Please return every line in the entries below with the word "percent" in it.

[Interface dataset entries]
────────────────
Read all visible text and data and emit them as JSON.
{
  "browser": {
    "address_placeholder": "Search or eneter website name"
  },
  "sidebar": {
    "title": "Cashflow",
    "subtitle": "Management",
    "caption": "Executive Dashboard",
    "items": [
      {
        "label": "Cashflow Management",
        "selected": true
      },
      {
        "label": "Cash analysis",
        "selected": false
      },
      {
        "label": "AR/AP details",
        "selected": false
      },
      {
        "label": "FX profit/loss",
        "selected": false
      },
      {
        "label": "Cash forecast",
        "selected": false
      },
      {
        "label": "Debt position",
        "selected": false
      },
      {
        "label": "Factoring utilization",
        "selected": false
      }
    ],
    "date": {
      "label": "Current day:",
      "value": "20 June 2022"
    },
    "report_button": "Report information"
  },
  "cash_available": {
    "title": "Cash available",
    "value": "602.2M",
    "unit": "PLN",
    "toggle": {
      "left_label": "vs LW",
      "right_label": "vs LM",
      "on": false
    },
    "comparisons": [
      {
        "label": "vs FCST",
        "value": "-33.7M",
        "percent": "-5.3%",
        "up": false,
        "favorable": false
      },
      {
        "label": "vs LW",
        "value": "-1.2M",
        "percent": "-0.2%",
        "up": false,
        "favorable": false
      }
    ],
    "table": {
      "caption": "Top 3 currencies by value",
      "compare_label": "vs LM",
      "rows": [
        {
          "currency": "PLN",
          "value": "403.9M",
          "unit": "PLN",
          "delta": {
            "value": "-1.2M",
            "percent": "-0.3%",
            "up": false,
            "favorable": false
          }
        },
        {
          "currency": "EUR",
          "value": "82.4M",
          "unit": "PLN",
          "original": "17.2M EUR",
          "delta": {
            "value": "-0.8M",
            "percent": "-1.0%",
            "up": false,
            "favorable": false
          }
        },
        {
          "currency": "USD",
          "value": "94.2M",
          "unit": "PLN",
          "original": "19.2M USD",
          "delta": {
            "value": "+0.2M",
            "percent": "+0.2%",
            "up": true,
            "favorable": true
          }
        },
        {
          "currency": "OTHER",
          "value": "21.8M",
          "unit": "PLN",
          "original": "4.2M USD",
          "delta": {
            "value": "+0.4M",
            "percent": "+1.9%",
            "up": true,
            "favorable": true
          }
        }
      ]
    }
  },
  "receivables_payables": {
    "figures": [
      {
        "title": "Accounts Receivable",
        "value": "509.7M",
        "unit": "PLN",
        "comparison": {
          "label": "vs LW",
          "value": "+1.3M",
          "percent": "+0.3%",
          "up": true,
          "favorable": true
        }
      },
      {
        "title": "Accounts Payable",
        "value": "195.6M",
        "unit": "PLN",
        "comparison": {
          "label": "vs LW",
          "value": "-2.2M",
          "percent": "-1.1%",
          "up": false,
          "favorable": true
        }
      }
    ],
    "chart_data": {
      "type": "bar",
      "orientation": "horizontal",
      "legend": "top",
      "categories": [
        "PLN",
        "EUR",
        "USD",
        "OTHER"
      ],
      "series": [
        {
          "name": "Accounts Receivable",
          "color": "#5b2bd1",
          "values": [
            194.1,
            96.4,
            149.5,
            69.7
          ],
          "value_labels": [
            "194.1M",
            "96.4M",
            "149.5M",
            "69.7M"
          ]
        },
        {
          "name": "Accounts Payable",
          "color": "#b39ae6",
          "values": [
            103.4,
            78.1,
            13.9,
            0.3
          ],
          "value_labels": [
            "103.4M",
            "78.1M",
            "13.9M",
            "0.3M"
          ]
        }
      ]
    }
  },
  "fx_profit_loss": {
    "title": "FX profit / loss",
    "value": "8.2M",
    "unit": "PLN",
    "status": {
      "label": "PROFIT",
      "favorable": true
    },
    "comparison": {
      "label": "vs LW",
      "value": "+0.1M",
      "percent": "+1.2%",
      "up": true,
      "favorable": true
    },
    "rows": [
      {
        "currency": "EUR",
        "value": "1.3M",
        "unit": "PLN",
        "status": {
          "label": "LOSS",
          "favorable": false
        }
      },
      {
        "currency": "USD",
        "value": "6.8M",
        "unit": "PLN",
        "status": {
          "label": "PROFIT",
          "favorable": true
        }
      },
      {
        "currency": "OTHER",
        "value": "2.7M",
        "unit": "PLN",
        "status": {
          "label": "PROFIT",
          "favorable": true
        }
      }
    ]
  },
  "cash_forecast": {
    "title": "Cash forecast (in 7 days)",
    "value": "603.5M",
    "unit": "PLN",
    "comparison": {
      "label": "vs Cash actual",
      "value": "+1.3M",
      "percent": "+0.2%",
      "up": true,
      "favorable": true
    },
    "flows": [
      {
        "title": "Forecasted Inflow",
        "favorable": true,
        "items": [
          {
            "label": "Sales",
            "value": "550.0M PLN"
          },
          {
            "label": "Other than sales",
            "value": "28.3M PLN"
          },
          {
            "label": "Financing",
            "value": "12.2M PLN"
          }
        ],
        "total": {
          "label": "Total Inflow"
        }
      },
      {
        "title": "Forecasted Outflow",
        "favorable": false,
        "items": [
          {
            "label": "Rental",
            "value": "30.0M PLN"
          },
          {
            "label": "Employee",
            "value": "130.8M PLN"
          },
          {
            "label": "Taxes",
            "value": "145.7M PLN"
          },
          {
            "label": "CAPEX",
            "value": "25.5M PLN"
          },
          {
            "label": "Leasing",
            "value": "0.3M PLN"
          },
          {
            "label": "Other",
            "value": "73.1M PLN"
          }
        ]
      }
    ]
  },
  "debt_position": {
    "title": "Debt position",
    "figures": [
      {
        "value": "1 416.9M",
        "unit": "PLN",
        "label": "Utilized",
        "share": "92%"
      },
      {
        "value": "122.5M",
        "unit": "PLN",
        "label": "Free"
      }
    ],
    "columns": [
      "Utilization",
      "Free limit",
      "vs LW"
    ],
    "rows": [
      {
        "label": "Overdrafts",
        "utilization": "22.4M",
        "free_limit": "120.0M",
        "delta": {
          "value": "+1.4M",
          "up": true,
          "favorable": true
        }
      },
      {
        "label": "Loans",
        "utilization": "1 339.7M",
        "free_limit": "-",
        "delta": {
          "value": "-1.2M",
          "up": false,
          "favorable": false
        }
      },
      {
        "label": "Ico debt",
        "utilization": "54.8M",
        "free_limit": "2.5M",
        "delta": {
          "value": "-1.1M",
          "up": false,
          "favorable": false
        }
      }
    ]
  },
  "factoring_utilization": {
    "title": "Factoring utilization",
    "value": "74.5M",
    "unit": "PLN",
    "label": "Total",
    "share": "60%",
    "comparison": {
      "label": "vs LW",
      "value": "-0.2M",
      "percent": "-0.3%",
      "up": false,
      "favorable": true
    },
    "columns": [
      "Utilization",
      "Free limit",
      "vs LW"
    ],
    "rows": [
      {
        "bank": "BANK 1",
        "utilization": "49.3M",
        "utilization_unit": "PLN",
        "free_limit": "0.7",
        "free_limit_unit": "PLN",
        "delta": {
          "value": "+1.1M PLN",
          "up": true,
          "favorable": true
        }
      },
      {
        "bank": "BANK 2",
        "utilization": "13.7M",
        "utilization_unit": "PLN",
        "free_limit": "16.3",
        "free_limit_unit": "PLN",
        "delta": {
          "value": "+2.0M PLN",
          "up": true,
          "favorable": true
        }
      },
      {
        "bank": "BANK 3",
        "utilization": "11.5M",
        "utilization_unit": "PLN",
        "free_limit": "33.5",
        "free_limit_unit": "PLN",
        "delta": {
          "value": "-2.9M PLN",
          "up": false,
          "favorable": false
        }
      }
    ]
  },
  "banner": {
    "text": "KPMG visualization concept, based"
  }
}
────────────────
* [Exercise solution]:
        "percent": "-5.3%",
        "percent": "-0.2%",
            "percent": "-0.3%",
            "percent": "-1.0%",
            "percent": "+0.2%",
            "percent": "+1.9%",
          "percent": "+0.3%",
          "percent": "-1.1%",
      "percent": "+1.2%",
      "percent": "+0.2%",
      "percent": "-0.3%",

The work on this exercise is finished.